On July 27, 2020, Virginia became the first state in the nation to implement workplace safety and health standards for COVID-19.  The Safety and Health Codes Board adopted § 16VAC25-220, an Emergency Temporary Standard for Infectious Disease Prevention: SARS-CoV-2 Virus That Causes COVID-19 (the “Temporary Standard”), which is designed to supplement and enhance existing

In a recent Bloomberg Law article, we reported on legislative developments regulating the use of artificial intelligence (“AI”) in employment law decisions.  On May 11, 2020, one of the pieces of proposed legislation we discussed, Maryland’s H.B. 1202, became law without Governor Larry Hogan’s signature.  As we reported, H.B. 1202 prohibits employers from using facial
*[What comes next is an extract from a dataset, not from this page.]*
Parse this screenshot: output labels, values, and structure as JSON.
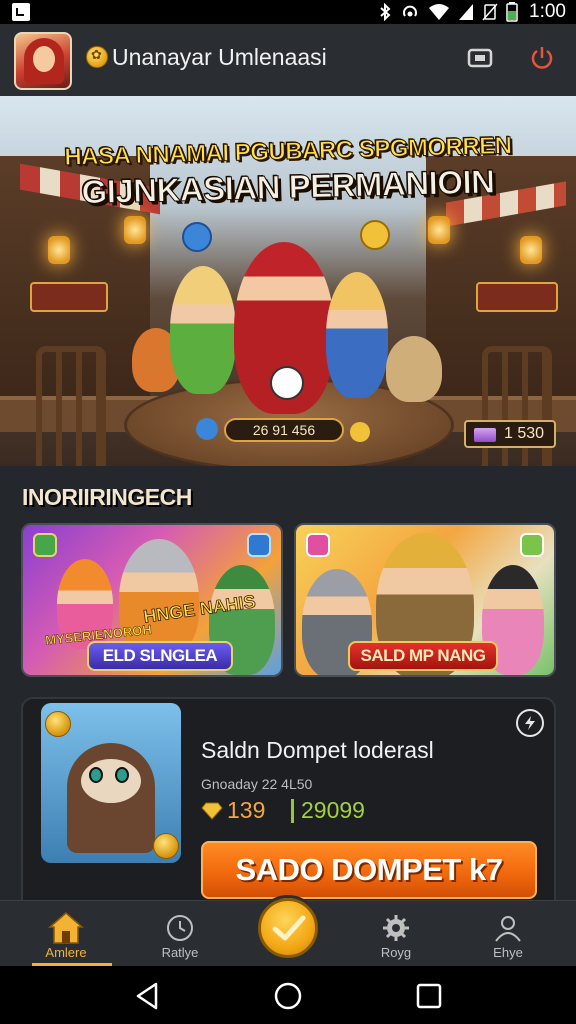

July 1, 2020 represents a milestone for Virginia employers.  As we previously reported, nearly two dozen new employment laws take effect, including the Virginia Values Act.  In addition, all of Virginia enters Phase Three of Governor Ralph Northam’s Safer at Home plan to reopen the economy in light of the COVID-19 pandemic.
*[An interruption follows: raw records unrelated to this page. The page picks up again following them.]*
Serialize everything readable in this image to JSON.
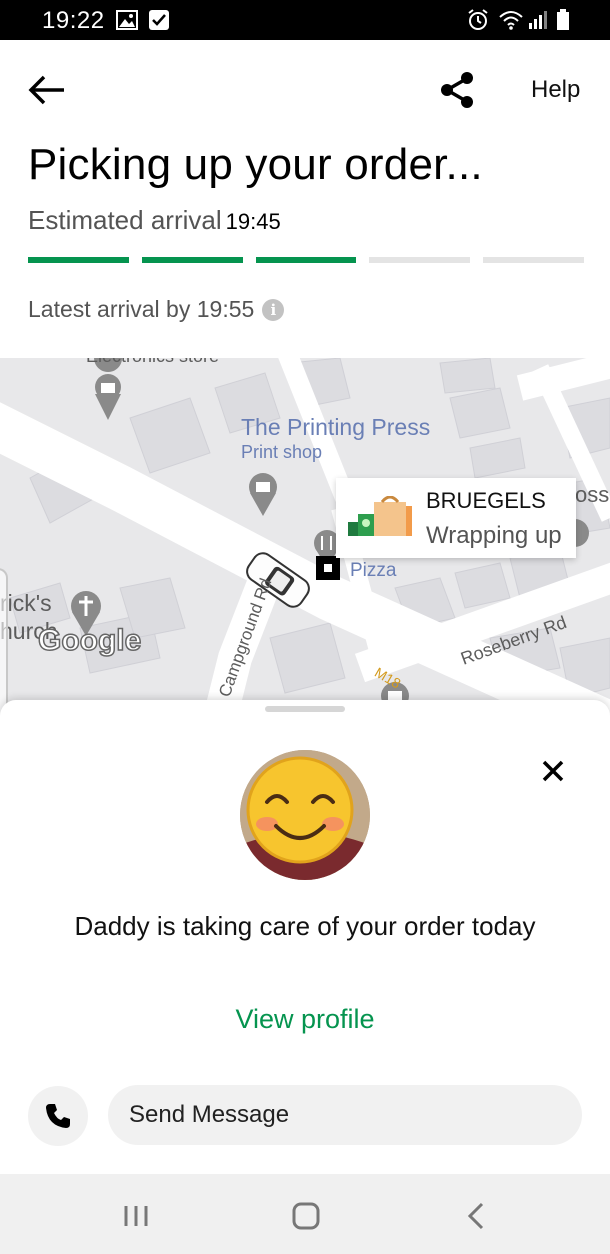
{
  "status_bar": {
    "time": "19:22",
    "left_icons": [
      "gallery-icon",
      "check-icon"
    ],
    "right_icons": [
      "alarm-icon",
      "wifi-icon",
      "signal-icon",
      "battery-icon"
    ]
  },
  "header": {
    "back_icon": "arrow-left-icon",
    "share_icon": "share-icon",
    "help_label": "Help"
  },
  "order": {
    "title": "Picking up your order...",
    "eta_label": "Estimated arrival",
    "eta_time": "19:45",
    "progress": {
      "total_steps": 5,
      "completed_steps": 3
    },
    "latest_arrival": "Latest arrival by 19:55",
    "info_icon": "info-icon"
  },
  "map": {
    "labels": {
      "top_store": "Electronics store",
      "print_name": "The Printing Press",
      "print_type": "Print shop",
      "pizza": "Pizza",
      "church_1": "rick's",
      "church_2": "hurch",
      "google": "Google",
      "road_1": "Campground Rd",
      "road_2": "Roseberry Rd",
      "road_3": "M18",
      "edge_text": "osse"
    },
    "store_card": {
      "name": "BRUEGELS",
      "status": "Wrapping up"
    },
    "colors": {
      "background": "#e8e8ea",
      "road": "#ffffff",
      "building": "#dcdce0"
    }
  },
  "courier": {
    "message": "Daddy is taking care of your order today",
    "view_profile": "View profile",
    "close_icon": "close-icon"
  },
  "contact": {
    "phone_icon": "phone-icon",
    "send_message": "Send Message"
  },
  "nav_bar": {
    "buttons": [
      "recents-icon",
      "home-icon",
      "back-icon"
    ]
  },
  "colors": {
    "accent": "#05944f",
    "progress_inactive": "#e4e4e4",
    "text_secondary": "#545454"
  }
}
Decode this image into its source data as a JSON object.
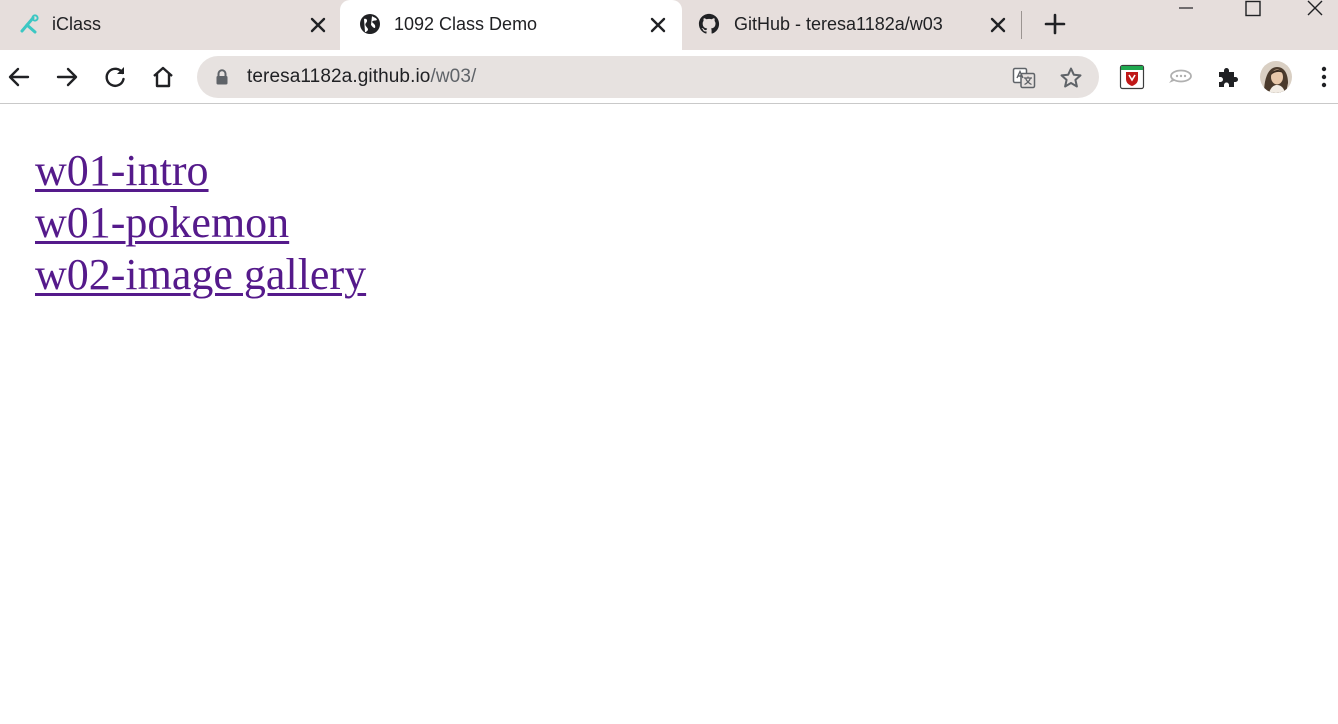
{
  "browser": {
    "tabs": [
      {
        "title": "iClass",
        "favicon": "iclass-logo-icon",
        "active": false
      },
      {
        "title": "1092 Class Demo",
        "favicon": "globe-icon",
        "active": true
      },
      {
        "title": "GitHub - teresa1182a/w03",
        "favicon": "github-icon",
        "active": false
      }
    ],
    "address": {
      "host": "teresa1182a.github.io",
      "path": "/w03/"
    },
    "colors": {
      "tabstrip": "#e6dedc",
      "active_tab": "#ffffff",
      "omnibox": "#e7e2e0",
      "visited_link": "#551a8b"
    }
  },
  "page": {
    "links": [
      {
        "label": "w01-intro"
      },
      {
        "label": "w01-pokemon"
      },
      {
        "label": "w02-image gallery"
      }
    ]
  }
}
Changes

On June 9, 2020, Governor Ralph Northam announced that Northern Virginia and Richmond will join the rest of the state in entering Phase Two on June 12, 2020, taking the next step to reopening the region.  Governor Northam’s Executive Order 65 further eased temporary restrictions throughout most of the Commonwealth of Virginia, initiating the “

On May 27, 2020, D.C. Mayor Muriel Bowser issued Order 0202-067, which details the Phase One limited reopening of non-essential businesses in Washington, D.C., to begin on Friday, May 29, 2020.  The Mayor’s decision to begin to reopen D.C. follows on the heels of prior orders of Governors Larry Hogan and Ralph Northam to

As featured in #WorkforceWednesday: The COVID-19 pandemic has created a sudden imbalance in the labor market. While many employers are implementing layoffs or furloughs, other “essential” businesses are searching for additional employees to meet demand. Attorneys Nathaniel Glasser and Ian Carleton Schaefer discuss how employers can use creative approaches to address this imbalance. Read

On April 10, 2020, the District of Columbia enacted the COVID-19 Response Supplemental Emergency Amendment Act of 2020 (D.C. Act 23-286) (the “Emergency Act”).  Among other things, Section 103 of the Emergency Act amends the Accrued Sick and Safe Leave Act of 2008 (“ASSLA”) to require employers with between 50-499 employees to provide

The U.S. Department of Labor has again updated its compliance assistance for the Families First Coronavirus Response Act (“FFCRA”), in the form of “Questions and Answers.”  This post summarizes the most recent Questions and Answers.  Previous summaries can be found here and here.

Some of the newest answers include the following:

  • Question

On March 17, 2020, the District of Columbia passed the COVID-19 Response Emergency Amendment Act of 2020 (the “Act”), which extends additional benefits under the District’s unemployment insurance (“UI”) law and the D.C. Family and Medical Leave Act (“DCFMLA”), and among other things also provides various forms of business relief. The Act is effective immediately.

As we have previously blogged, use of third-party digital hiring platforms to select job applicants using video interviews can present an array of potential legal issues. A recent Complaint filed with the Federal Trade Commission (“FTC”) by a consumer advocacy organization, Electronic Privacy Information Center (“EPIC”), illustrates some of those potential pitfalls. EPIC asks